Select Source:

dismay

dis·may / disˈmā/ • v. [tr.] (usu. be dismayed) cause (someone) to feel consternation and distress: they were dismayed by the U-turn in policy. • n. consternation and distress, typically that caused by something unexpected: to his dismay, she left him.

Cite this article
Pick a style below, and copy the text for your bibliography.

  • MLA
  • Chicago
  • APA

"dismay." The Oxford Pocket Dictionary of Current English. . Encyclopedia.com. 23 Aug. 2017 <http://www.encyclopedia.com>.
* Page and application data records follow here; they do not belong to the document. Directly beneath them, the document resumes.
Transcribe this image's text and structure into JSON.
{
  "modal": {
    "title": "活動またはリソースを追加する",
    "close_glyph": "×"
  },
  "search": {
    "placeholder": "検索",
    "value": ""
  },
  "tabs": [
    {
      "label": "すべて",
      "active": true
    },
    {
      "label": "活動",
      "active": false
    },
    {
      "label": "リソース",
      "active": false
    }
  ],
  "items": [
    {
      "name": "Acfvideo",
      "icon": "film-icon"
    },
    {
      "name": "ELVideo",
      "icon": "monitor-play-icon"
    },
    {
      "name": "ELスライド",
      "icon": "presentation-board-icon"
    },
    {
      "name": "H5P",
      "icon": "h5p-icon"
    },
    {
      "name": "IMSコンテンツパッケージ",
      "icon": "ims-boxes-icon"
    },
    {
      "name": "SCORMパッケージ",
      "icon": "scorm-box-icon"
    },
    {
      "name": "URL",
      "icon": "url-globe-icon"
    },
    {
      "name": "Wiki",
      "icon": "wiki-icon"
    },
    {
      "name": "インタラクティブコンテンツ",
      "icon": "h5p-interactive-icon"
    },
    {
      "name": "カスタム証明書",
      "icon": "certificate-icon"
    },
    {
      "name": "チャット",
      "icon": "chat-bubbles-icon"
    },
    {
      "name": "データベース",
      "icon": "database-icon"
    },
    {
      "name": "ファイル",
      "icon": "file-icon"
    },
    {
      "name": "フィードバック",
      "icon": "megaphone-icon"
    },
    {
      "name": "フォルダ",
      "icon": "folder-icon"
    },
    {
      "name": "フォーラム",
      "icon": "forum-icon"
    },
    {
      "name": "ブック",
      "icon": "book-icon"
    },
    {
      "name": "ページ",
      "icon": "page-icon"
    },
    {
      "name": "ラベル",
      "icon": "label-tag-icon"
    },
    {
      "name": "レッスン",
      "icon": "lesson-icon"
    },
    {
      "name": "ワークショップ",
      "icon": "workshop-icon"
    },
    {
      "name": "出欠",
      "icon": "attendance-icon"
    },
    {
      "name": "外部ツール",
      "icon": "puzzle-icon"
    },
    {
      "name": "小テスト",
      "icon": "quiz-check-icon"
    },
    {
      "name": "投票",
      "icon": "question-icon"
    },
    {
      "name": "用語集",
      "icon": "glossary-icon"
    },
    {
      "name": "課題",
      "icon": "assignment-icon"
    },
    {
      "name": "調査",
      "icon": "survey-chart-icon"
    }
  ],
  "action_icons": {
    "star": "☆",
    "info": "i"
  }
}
"dismay." The Oxford Pocket Dictionary of Current English. . Encyclopedia.com. (August 23, 2017). http://www.encyclopedia.com/humanities/dictionaries-thesauruses-pictures-and-press-releases/dismay

"dismay." The Oxford Pocket Dictionary of Current English. . Retrieved August 23, 2017 from Encyclopedia.com: http://www.encyclopedia.com/humanities/dictionaries-thesauruses-pictures-and-press-releases/dismay

dismay

dismay vb. XIII. — OF. *de(s)maier :- Rom. *dismagāre deprive of power, f. L. DIS- 2 + Gmc. *maʒ- be able, MAY 1.
Hence sb. XIV.

Cite this article
Pick a style below, and copy the text for your bibliography.

  • MLA
  • Chicago
  • APA

"dismay." The Concise Oxford Dictionary of English Etymology. . Encyclopedia.com. 23 Aug. 2017 <http://www.encyclopedia.com>.

"dismay." The Concise Oxford Dictionary of English Etymology. . Encyclopedia.com. (August 23, 2017). http://www.encyclopedia.com/humanities/dictionaries-thesauruses-pictures-and-press-releases/dismay-0

"dismay." The Concise Oxford Dictionary of English Etymology. . Retrieved August 23, 2017 from Encyclopedia.com: http://www.encyclopedia.com/humanities/dictionaries-thesauruses-pictures-and-press-releases/dismay-0